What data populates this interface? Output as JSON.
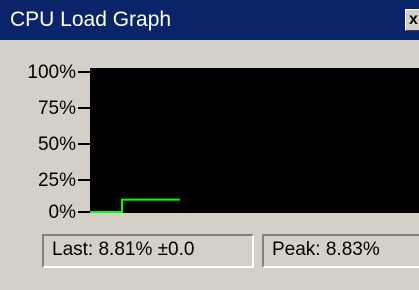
{
  "window": {
    "title": "CPU Load Graph",
    "close_label": "x"
  },
  "graph": {
    "y_axis_labels": [
      "100%",
      "75%",
      "50%",
      "25%",
      "0%"
    ],
    "line_color": "#00ff00",
    "background_color": "#000000",
    "samples_percent": [
      0,
      0,
      0,
      0,
      8.81,
      8.81,
      8.81,
      8.81,
      8.81,
      8.81,
      8.81,
      8.81
    ]
  },
  "status": {
    "last": "Last: 8.81%  ±0.0",
    "peak": "Peak: 8.83%"
  },
  "colors": {
    "titlebar": "#0a246a",
    "face": "#d4d0c8"
  }
}
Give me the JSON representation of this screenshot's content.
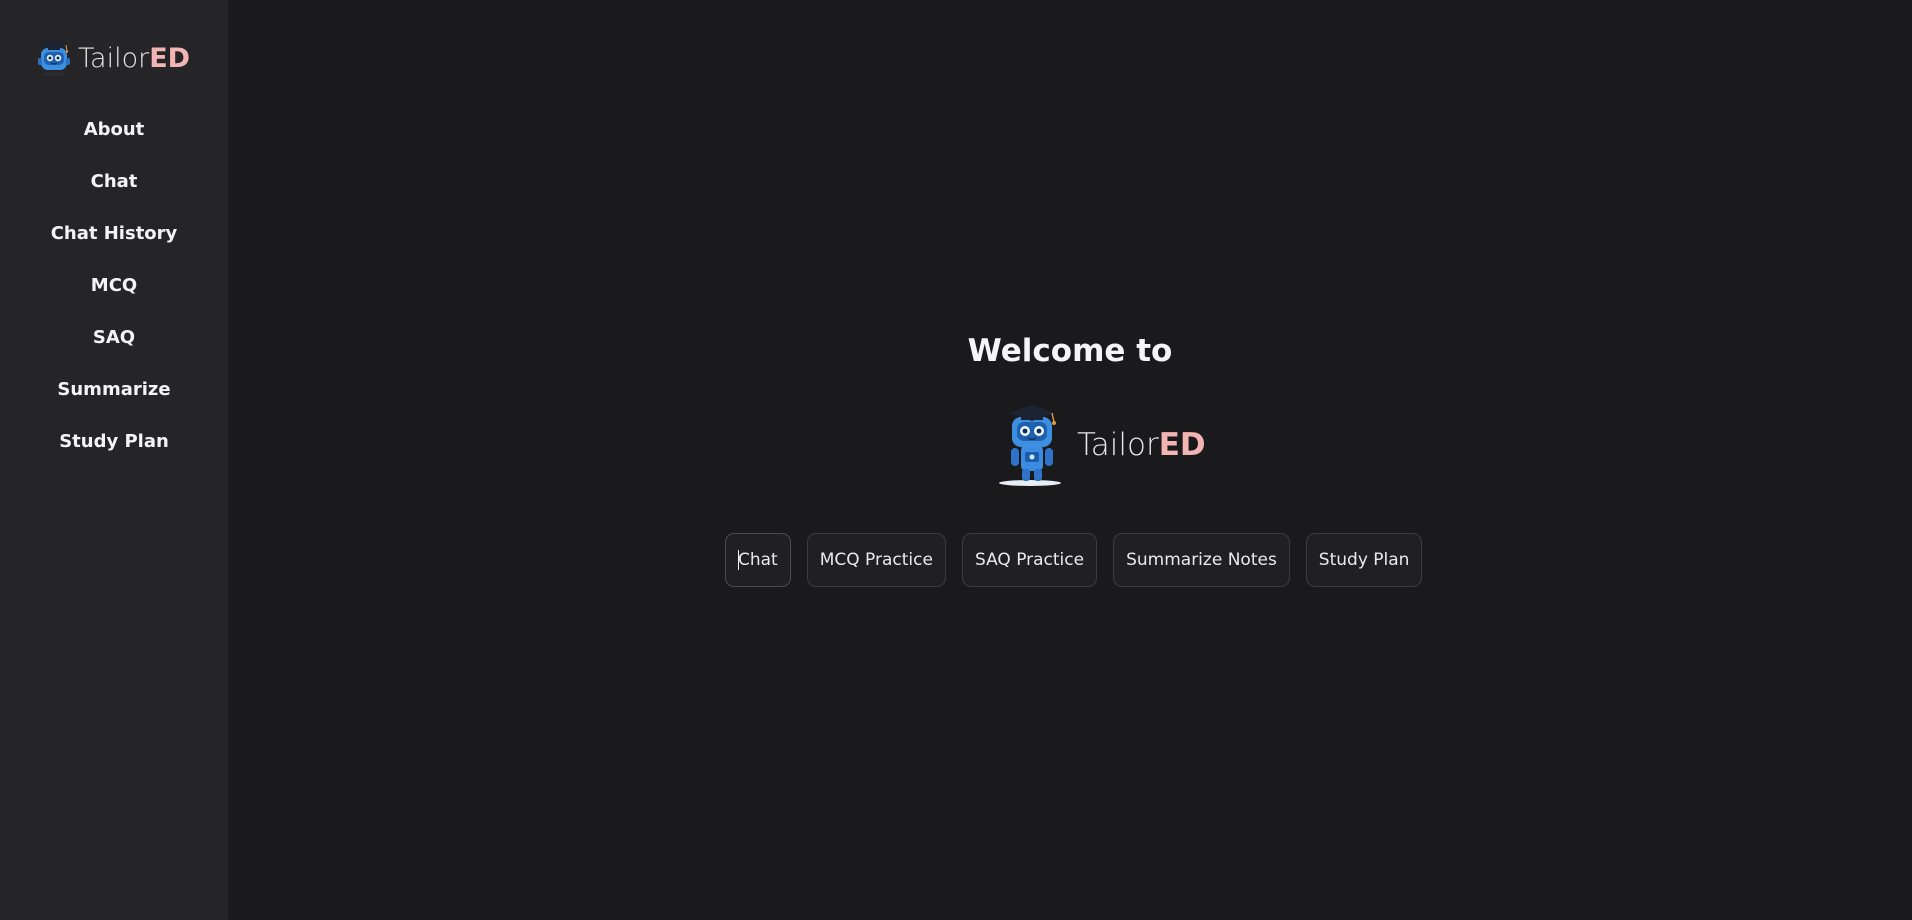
{
  "brand": {
    "name_light": "Tailor",
    "name_accent": "ED",
    "accent_color": "#f3b4b4"
  },
  "sidebar": {
    "items": [
      {
        "label": "About"
      },
      {
        "label": "Chat"
      },
      {
        "label": "Chat History"
      },
      {
        "label": "MCQ"
      },
      {
        "label": "SAQ"
      },
      {
        "label": "Summarize"
      },
      {
        "label": "Study Plan"
      }
    ]
  },
  "main": {
    "welcome": "Welcome to",
    "actions": [
      {
        "label": "Chat"
      },
      {
        "label": "MCQ Practice"
      },
      {
        "label": "SAQ Practice"
      },
      {
        "label": "Summarize Notes"
      },
      {
        "label": "Study Plan"
      }
    ]
  },
  "icons": {
    "logo": "robot-graduate-icon"
  }
}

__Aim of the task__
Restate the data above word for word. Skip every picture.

__Finished task__
What data populates this interface? Output as JSON.
{
  "window": {
    "title": "CPU Load Graph",
    "close_label": "x"
  },
  "graph": {
    "y_axis_labels": [
      "100%",
      "75%",
      "50%",
      "25%",
      "0%"
    ],
    "line_color": "#00ff00",
    "background_color": "#000000",
    "samples_percent": [
      0,
      0,
      0,
      0,
      8.81,
      8.81,
      8.81,
      8.81,
      8.81,
      8.81,
      8.81,
      8.81
    ]
  },
  "status": {
    "last": "Last: 8.81%  ±0.0",
    "peak": "Peak: 8.83%"
  },
  "colors": {
    "titlebar": "#0a246a",
    "face": "#d4d0c8"
  }
}
Give me the JSON representation of this screenshot's content.
{
  "brand": {
    "name_light": "Tailor",
    "name_accent": "ED",
    "accent_color": "#f3b4b4"
  },
  "sidebar": {
    "items": [
      {
        "label": "About"
      },
      {
        "label": "Chat"
      },
      {
        "label": "Chat History"
      },
      {
        "label": "MCQ"
      },
      {
        "label": "SAQ"
      },
      {
        "label": "Summarize"
      },
      {
        "label": "Study Plan"
      }
    ]
  },
  "main": {
    "welcome": "Welcome to",
    "actions": [
      {
        "label": "Chat"
      },
      {
        "label": "MCQ Practice"
      },
      {
        "label": "SAQ Practice"
      },
      {
        "label": "Summarize Notes"
      },
      {
        "label": "Study Plan"
      }
    ]
  },
  "icons": {
    "logo": "robot-graduate-icon"
  }
}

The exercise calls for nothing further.